2015 Thanksgiving Pie Event

November 5th, 2015

2015 JOHN Pie Invite

CHA…CHA…CHANGES!

October 23rd, 2015

Changes (1)

 

Times they are a changin’ and the new homes of today and in the future have had to mold to the lifestyles of our future. Consideration of our natural resources and the technology demand need to be realized and recognized in the construction of our new homes today.

When deciding to buy a home, one question you may ask yourself is whether you want new construction or an older home. Are you one of those people who love the new paint smell? Or are you looking for a resale home? In considering your choices and listing your “wants & needs”, be sure to consult with your Realtor! They have vital information to share on interrupting your current and future market knowledge and return on investment.

 

Value points new construction can bring to your “lifestyle” and return on investment:
Layout. Newer construction is usually done with modern families in mind. For instance, most have a family room adjacent to a spacious kitchen in order to accommodate the need of having one large room where families can spend time together.
Amenities. Some newer developments have amenities such as a pool, walking trails and a gym. This is nice since you don’t have to worry about driving to your closest health and fitness facility. It’s no more than a walk away!
Fewer Repairs. Because it’s newer construction, you typically have fewer repairs to do, especially the larger ones like a roof repair or a new furnace.
More EnergyEfficient. Since new homes include new, energy-efficient appliances, new windows, and insulation, among other things, your home will stay warmer during the winter and cooler during summer.
Warranties. With new construction comes new appliances, new equipment and their warranties. Some builders also have extended warranties on their newly built homes, which can give a buyer peace of mind, especially first-time home buyers

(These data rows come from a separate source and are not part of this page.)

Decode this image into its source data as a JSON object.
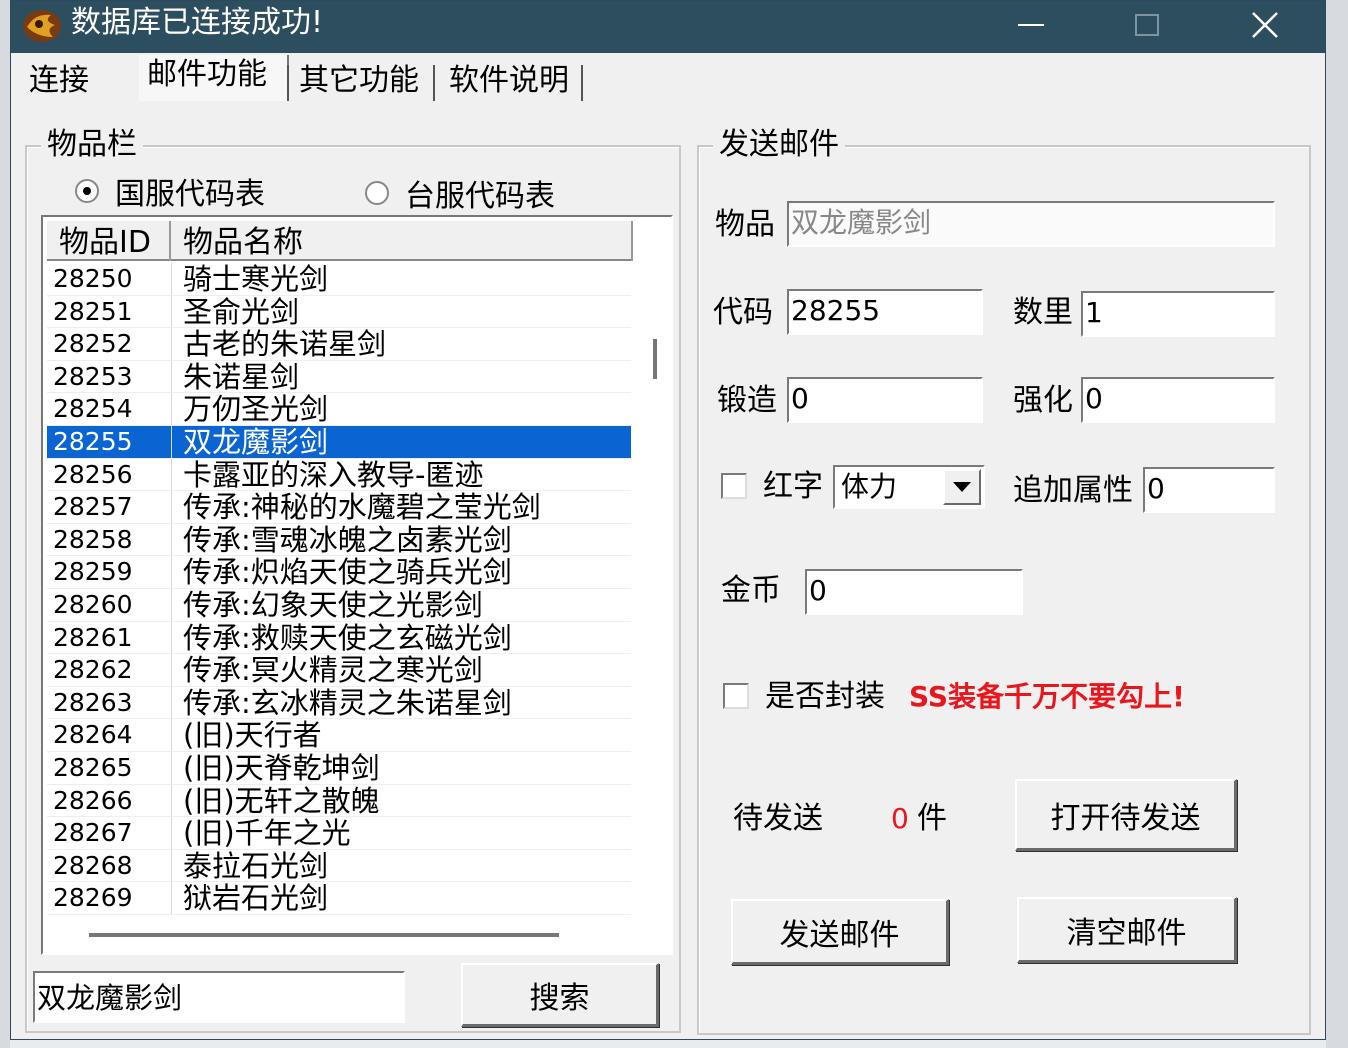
{
  "window": {
    "title": "数据库已连接成功!",
    "minimize_glyph": "—",
    "maximize_glyph": "☐",
    "close_glyph": "✕",
    "icon": "app-logo-icon"
  },
  "tabs": [
    {
      "label": "连接"
    },
    {
      "label": "邮件功能"
    },
    {
      "label": "其它功能"
    },
    {
      "label": "软件说明"
    }
  ],
  "items_panel": {
    "title": "物品栏",
    "radio_cn": "国服代码表",
    "radio_tw": "台服代码表",
    "col_id": "物品ID",
    "col_name": "物品名称",
    "rows": [
      {
        "id": "28250",
        "name": "骑士寒光剑"
      },
      {
        "id": "28251",
        "name": "圣俞光剑"
      },
      {
        "id": "28252",
        "name": "古老的朱诺星剑"
      },
      {
        "id": "28253",
        "name": "朱诺星剑"
      },
      {
        "id": "28254",
        "name": "万仞圣光剑"
      },
      {
        "id": "28255",
        "name": "双龙魔影剑"
      },
      {
        "id": "28256",
        "name": "卡露亚的深入教导-匿迹"
      },
      {
        "id": "28257",
        "name": "传承:神秘的水魔碧之莹光剑"
      },
      {
        "id": "28258",
        "name": "传承:雪魂冰魄之卤素光剑"
      },
      {
        "id": "28259",
        "name": "传承:炽焰天使之骑兵光剑"
      },
      {
        "id": "28260",
        "name": "传承:幻象天使之光影剑"
      },
      {
        "id": "28261",
        "name": "传承:救赎天使之玄磁光剑"
      },
      {
        "id": "28262",
        "name": "传承:冥火精灵之寒光剑"
      },
      {
        "id": "28263",
        "name": "传承:玄冰精灵之朱诺星剑"
      },
      {
        "id": "28264",
        "name": "(旧)天行者"
      },
      {
        "id": "28265",
        "name": "(旧)天脊乾坤剑"
      },
      {
        "id": "28266",
        "name": "(旧)无轩之散魄"
      },
      {
        "id": "28267",
        "name": "(旧)千年之光"
      },
      {
        "id": "28268",
        "name": "泰拉石光剑"
      },
      {
        "id": "28269",
        "name": "狱岩石光剑"
      }
    ],
    "selected_index": 5,
    "search_value": "双龙魔影剑",
    "search_button": "搜索"
  },
  "send_panel": {
    "title": "发送邮件",
    "item_label": "物品",
    "item_value": "双龙魔影剑",
    "code_label": "代码",
    "code_value": "28255",
    "qty_label": "数里",
    "qty_value": "1",
    "forge_label": "锻造",
    "forge_value": "0",
    "enhance_label": "强化",
    "enhance_value": "0",
    "red_label": "红字",
    "red_select": "体力",
    "extra_label": "追加属性",
    "extra_value": "0",
    "gold_label": "金币",
    "gold_value": "0",
    "seal_label": "是否封装",
    "seal_warning": "SS装备千万不要勾上!",
    "pending_label": "待发送",
    "pending_count": "0",
    "pending_unit": "件",
    "open_pending_button": "打开待发送",
    "send_button": "发送邮件",
    "clear_button": "清空邮件"
  },
  "colors": {
    "titlebar": "#2d4e5e",
    "selection": "#0a64d2",
    "warning": "#e8161d"
  }
}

Challenges in a Resale Purchase:
Smaller. It’s interesting to see how floor plan size has increased with time. According to the National Association of Home Builders, the average home size in the U.S. in 2009 was 2,700 square feet, compared to only 1,400 square feet in the 1970s. The main complaints of older homes are storage space, bedroom size and the lack of having a “master suite.”
Less energyefficient. Think about it–windows and insulation are older, some homes were built with older materials, some homes may even have additions that tampered with the home’s structure, or maybe even construction with code violations…there are many ways for an older home to truly become a money pit when it comes to energy consumption. Do you know the expense of repairs and updating in a resale home? What return on your investment is truly realized?
More maintenance. Again, you may have to change the roof, or furnace, or carpet, etc. There are just changes that you need to make on a home every so many years.
Older appliances. Unless you find one of those older homes that has been completely updated, you may need to also replace appliances. This is not only to update your home, but it also helps when trying to resell the home.

 

 

Interest Rates Remain Steady with Fed’s Latest Announcement

October 7th, 2015

The U.S. Federal Reserve reached a decision regarding a potential hike in interest rates on Sept. 17, and the final verdict indicated the key funds rate would remain steady, according to Reuters.

“Recent global economic and financial developments may restrain economic activity somewhat and are likely to put further downward pressure on inflation in the near term,” noted the Fed in its policy statement following the meeting.

Before the final decision was reached, interest rates for home loans remained relatively unchanged when compared to the previous week.

Fixed-rate mortgages tick up slightly. According to Freddie Mac’s Primary Mortgage Market Survey, both 30- and 15-year FRMs increased by 0.01 percentage points. The current average 30-year FRM rose to 3.91%, and the 15-year FRM ticked up to 3.11%.

Adjustable-rate mortgages see little change. In addition, the average 5-year Treasury-indexed hybrid ARM settled at 2.92%, which is just above last week’s average of 2.91%. However, the 1-year Treasury-indexed ARM slid slightly to 2.65% from 2.63%.

“The Treasury market was relatively quiet this week, and as a result the 30-year mortgage rate barely budged,” noted Sean Becketti, Freddie Mac’s chief economist.

Current housing market conditions remain strong. The real estate industry has improved greatly since the housing market crisis in 2008.

“Low mortgage rates help to support housing markets, which continue to bring good news,” added Becketti. “The National Association of Home Builders’ HMI came in above expectations at 62, which is a ten year high.”

The Housing Market Index (HMI) is based on the responses of members of NAHB. It measures the current health of the single-family housing market.

In addition, even if rates had risen after the Fed’s two-day meeting, the broader real estate market would probably not have been impacted too adversely. In fact, Becketti indicated the U.S. is still on track to experience the best year of completed home sales since 2007.

Buyers should expect low rates to continue. Interested buyers can expect manageable interest on U.S. home mortgages to remain an option, as Becketti anticipates consumers will still have access to low rates for the foreseeable future.

“While our outlook incorporates a moderate increase in mortgage rates over the next 18 months, rates are likely to remain low by historical standards and should not be a determining factor for most Americans looking to purchase a home,” noted Becketti.